Do I like taking pills, nope. My friend with type 1 diabetes hates her insulin pump but like my mental health prescription, it enables her to live a healthy life. It would be ridiculous to suggest she stops using it; indeed it would be fatal.
Bipolar II has been a gift. I thank it for my impulsiveness, my can-do attitude, my creativity than comes from the highs and the insight gained during the lows.
Medication enables me to have the normal ebbs and flows while giving me a safety bubble not to spike into hypermania or drop into a disabling depression. For me it's reduced panic attacks, given me sleep that otherwise eluded me and quietened my racing thoughts to a quiet purr.
In my DNA I inherited this condition along with my blue eyes and freckled nose.
I've been told before to get-over-it my depression and that taking medication for mental health is a 'crutch'.
Do you just get-over a broken leg?
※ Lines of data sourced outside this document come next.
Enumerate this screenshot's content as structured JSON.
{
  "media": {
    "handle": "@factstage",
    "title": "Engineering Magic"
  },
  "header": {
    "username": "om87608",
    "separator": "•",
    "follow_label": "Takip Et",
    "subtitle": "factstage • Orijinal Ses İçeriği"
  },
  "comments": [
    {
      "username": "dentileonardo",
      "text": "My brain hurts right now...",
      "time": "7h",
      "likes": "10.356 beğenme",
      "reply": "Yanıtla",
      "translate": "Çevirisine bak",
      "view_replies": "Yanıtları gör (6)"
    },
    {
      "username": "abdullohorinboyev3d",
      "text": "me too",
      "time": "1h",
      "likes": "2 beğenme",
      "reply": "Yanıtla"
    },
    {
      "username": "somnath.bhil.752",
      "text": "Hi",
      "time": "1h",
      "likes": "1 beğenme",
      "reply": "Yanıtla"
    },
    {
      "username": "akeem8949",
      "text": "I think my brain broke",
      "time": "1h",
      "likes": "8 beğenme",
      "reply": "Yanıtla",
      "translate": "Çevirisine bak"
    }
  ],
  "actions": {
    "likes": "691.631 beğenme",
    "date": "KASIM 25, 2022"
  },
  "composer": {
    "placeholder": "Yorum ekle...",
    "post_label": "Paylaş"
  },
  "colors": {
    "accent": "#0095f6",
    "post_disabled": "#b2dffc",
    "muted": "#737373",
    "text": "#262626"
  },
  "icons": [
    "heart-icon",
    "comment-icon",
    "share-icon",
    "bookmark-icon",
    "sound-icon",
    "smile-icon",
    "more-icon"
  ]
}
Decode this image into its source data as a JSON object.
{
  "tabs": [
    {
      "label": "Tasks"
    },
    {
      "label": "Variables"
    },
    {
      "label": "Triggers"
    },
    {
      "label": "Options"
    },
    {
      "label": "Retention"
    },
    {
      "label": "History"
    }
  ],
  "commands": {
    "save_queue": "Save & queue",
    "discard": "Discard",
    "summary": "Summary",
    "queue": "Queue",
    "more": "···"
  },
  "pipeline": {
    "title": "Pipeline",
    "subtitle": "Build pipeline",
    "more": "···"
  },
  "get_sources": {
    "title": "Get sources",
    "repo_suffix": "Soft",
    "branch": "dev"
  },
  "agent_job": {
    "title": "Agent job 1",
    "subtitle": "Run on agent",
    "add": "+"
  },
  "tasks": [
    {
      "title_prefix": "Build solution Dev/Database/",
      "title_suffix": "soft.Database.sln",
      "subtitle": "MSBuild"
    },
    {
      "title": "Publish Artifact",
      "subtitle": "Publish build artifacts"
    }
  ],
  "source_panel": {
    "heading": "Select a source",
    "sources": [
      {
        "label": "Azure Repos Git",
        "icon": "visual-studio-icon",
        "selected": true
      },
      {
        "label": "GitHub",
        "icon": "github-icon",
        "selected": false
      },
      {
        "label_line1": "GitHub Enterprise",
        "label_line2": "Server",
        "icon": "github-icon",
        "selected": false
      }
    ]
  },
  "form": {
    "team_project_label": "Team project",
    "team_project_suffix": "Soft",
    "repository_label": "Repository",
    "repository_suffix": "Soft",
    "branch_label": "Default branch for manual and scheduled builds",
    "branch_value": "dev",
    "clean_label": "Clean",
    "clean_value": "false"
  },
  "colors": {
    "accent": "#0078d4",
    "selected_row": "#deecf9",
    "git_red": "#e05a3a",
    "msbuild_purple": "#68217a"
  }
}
No you treat it, rest it and let your body heal. You be careful with the leg after the cast comes off and work to build back the muscle strength you've lost. You don't just get-over-it.
If you have a week where your mind is messy and your body feels like you're walking through a waist deep mud pit. Maybe your mind races with irrational thoughts that prevent you from sleeping. You're fragile, numb, angry or all of these at once. You treat it, rest it and let your body heal. When you get back to life you take it easy and work build back the mental resilience you've lost.
Russell Northe is brave and bold for making public his battle with mental health. May he have the support from professionals, the patience and understanding from those closest to him and the open arms of his community to welcome him back on his return.
I'm not a health professional but if there is any advice I have for those with mental illness it's these 5 tips.
1. Take your meds as prescribed.
2. Get outside in the fresh air and sunshine. As simple as drinking your coffee on the back step with the sun in your face and take a few deep breaths.
3. Stay connected to people. It's tempting to withdraw but try to keep in touch.
4. Nurture your spirit. Meditate, pray or whatever is your thing. Healing happens from the inside out.
5. Move - exercise. Walk the dog, take a yoga class, do laps around the clothesline, go to a gym or hire a Personal Trainer.